A teacher who is planning a lesson to suit their student’s competency may consult GSE learning objectives by visiting GSE Teacher Toolkit page, https://www.english.com/gse/teacher-toolkit/user/lo . There is a GSE/CEFR scale, where buttons can be moved horizontally based on the score range intended.

For example, if you have a class with A2 level, you can drag the left button on the scale to the minimum A2 score (30) and drag the right button to the maximum A2 score (42). See the picture below for an example:

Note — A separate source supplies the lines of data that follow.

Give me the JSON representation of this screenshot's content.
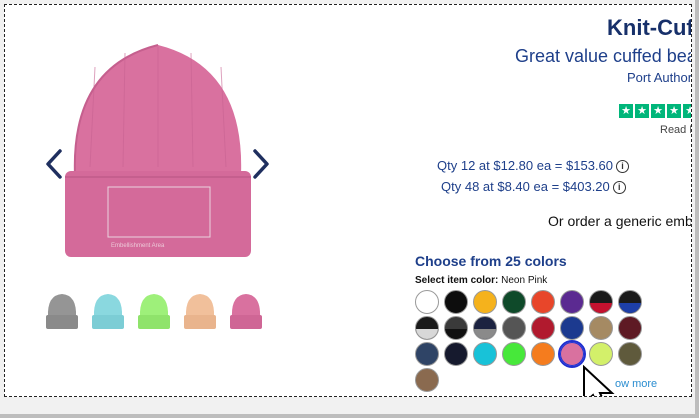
{
  "product": {
    "title": "Knit-Cuff",
    "subtitle": "Great value cuffed bea",
    "brand": "Port Author",
    "read_reviews": "Read Re",
    "embellishment_label": "Embellishment Area",
    "main_color": "#d9719f"
  },
  "pricing": {
    "qty12": "Qty 12 at $12.80 ea = $153.60",
    "qty48": "Qty 48 at $8.40 ea = $403.20",
    "generic": "Or order a generic embro"
  },
  "colors": {
    "heading": "Choose from 25 colors",
    "select_label": "Select item color:",
    "selected_name": "Neon Pink",
    "show_more": "ow more",
    "swatches": [
      {
        "name": "white",
        "color": "#ffffff"
      },
      {
        "name": "black",
        "color": "#0d0d0d"
      },
      {
        "name": "gold",
        "color": "#f5b21c"
      },
      {
        "name": "dark-green",
        "color": "#0f4a2a"
      },
      {
        "name": "orange-red",
        "color": "#e8462a"
      },
      {
        "name": "purple",
        "color": "#5b2a91"
      },
      {
        "name": "black-red",
        "color": "#1a1a1a",
        "accent": "#c4122f"
      },
      {
        "name": "black-royal",
        "color": "#1a1a1a",
        "accent": "#1d3fa8"
      },
      {
        "name": "black-white",
        "color": "#1a1a1a",
        "accent": "#d8d8d8"
      },
      {
        "name": "charcoal-black",
        "color": "#3a3a3a",
        "accent": "#111111"
      },
      {
        "name": "navy-grey",
        "color": "#1b2240",
        "accent": "#8a8a8a"
      },
      {
        "name": "dark-grey",
        "color": "#555555"
      },
      {
        "name": "red",
        "color": "#b11a2e"
      },
      {
        "name": "royal",
        "color": "#1c3a8f"
      },
      {
        "name": "khaki",
        "color": "#a58a63"
      },
      {
        "name": "maroon",
        "color": "#5e1a24"
      },
      {
        "name": "slate-blue",
        "color": "#2f4466"
      },
      {
        "name": "dark-navy",
        "color": "#161a2e"
      },
      {
        "name": "turquoise",
        "color": "#18c2d8"
      },
      {
        "name": "neon-green",
        "color": "#47e83a"
      },
      {
        "name": "neon-orange",
        "color": "#f57c1e"
      },
      {
        "name": "neon-pink",
        "color": "#d9719f",
        "selected": true
      },
      {
        "name": "lime",
        "color": "#d3f06a"
      },
      {
        "name": "olive",
        "color": "#5f5a3c"
      },
      {
        "name": "brown",
        "color": "#8a6a4f"
      }
    ]
  },
  "thumbnails": [
    {
      "name": "grey",
      "color": "#959595"
    },
    {
      "name": "aqua",
      "color": "#8ad8df"
    },
    {
      "name": "lime",
      "color": "#9ef07a"
    },
    {
      "name": "peach",
      "color": "#f1c09b"
    },
    {
      "name": "pink",
      "color": "#d9719f"
    }
  ]
}
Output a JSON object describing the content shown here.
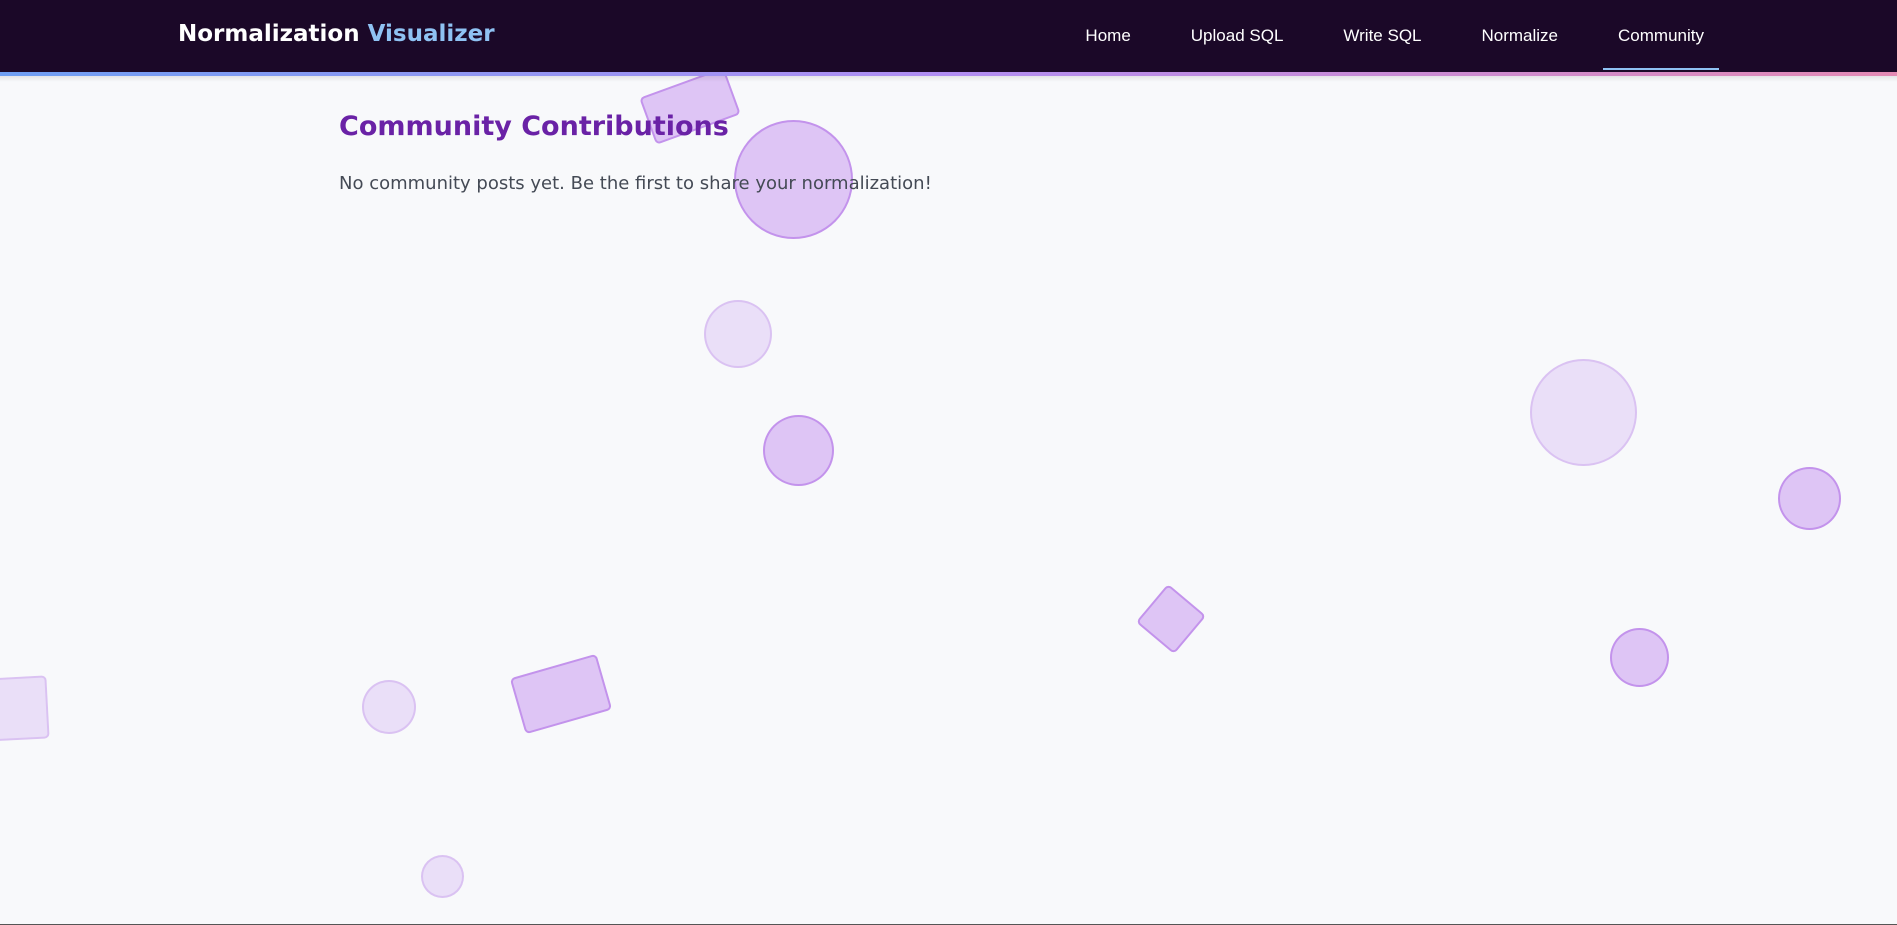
{
  "app": {
    "brand_primary": "Normalization",
    "brand_accent": "Visualizer",
    "colors": {
      "nav_bg": "#1b0828",
      "brand_accent": "#8fc2f3",
      "title": "#6a22a6",
      "page_bg": "#f8f9fb"
    }
  },
  "nav": {
    "items": [
      {
        "label": "Home"
      },
      {
        "label": "Upload SQL"
      },
      {
        "label": "Write SQL"
      },
      {
        "label": "Normalize"
      },
      {
        "label": "Community"
      }
    ],
    "active": "Community"
  },
  "main": {
    "title": "Community Contributions",
    "empty_message": "No community posts yet. Be the first to share your normalization!"
  }
}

Conference

 

On the left side there is a box to choose learner type and skill. For example if we chose to combine ‘adult learners’ and ‘reading’, by clicking the ‘show results’ you will get 22 learning objectives based on order of GSE scores.

Conference

 

Besides learning objectives, GSE Teacher Toolkit also provides Grammar and Vocabulary sections.

Conference

 

In the Grammar section, GSE Teacher Toolkit provides downloadable activities based on the chosen grammar category.

Conference

 

In the Vocabulary section, GSE Teacher Toolkit provides pronunciation with American and British accents, definitions, as well as collocation.

Conference

All the above facilities are easily accessed and free to use. These conveniences do not only save teacher’s time and energy, but most importantly they help teachers prepare the right course materials so that their learners get opportunities to reach maximum progress.

 

Conclusion

The Global Scale of English (GSE) provides at least four advantages for both teachers and learners:

  • Teacher obtain a better understanding of students’ individual competency. Therefore, they can prepare and adapt the right course materials in order to suit students’ needs.

  • The GSE Teacher Toolkit makes lesson planning simple, accurate, and easy to use.

  • Learners are given more opportunities to achieve maximum progress in learning English.

  • Recognised globally, GSE helps students to gain confidence in their language ability and competency acceptance.

To learn more about the GSE Teacher’s Toolkit, please visit here.

 

BIODATA

WINDA HAPSARI is an English teacher and teacher educator at LIA Language School, Indonesia. She has been working with a variety of learners for about two decades. She earned her master’s degree in educational psychology from Universitas Indonesia. Besides teaching, she also conducts classroom / educational research and publishes some of her works. Her recent article, which she co- authored with a colleague, titled Teaching Reading to Encourage Critical Thinking and Collaborative Work is published by Springer in early 2018. Her interest includes areas of teacher professional development, teaching language skills, and motivation.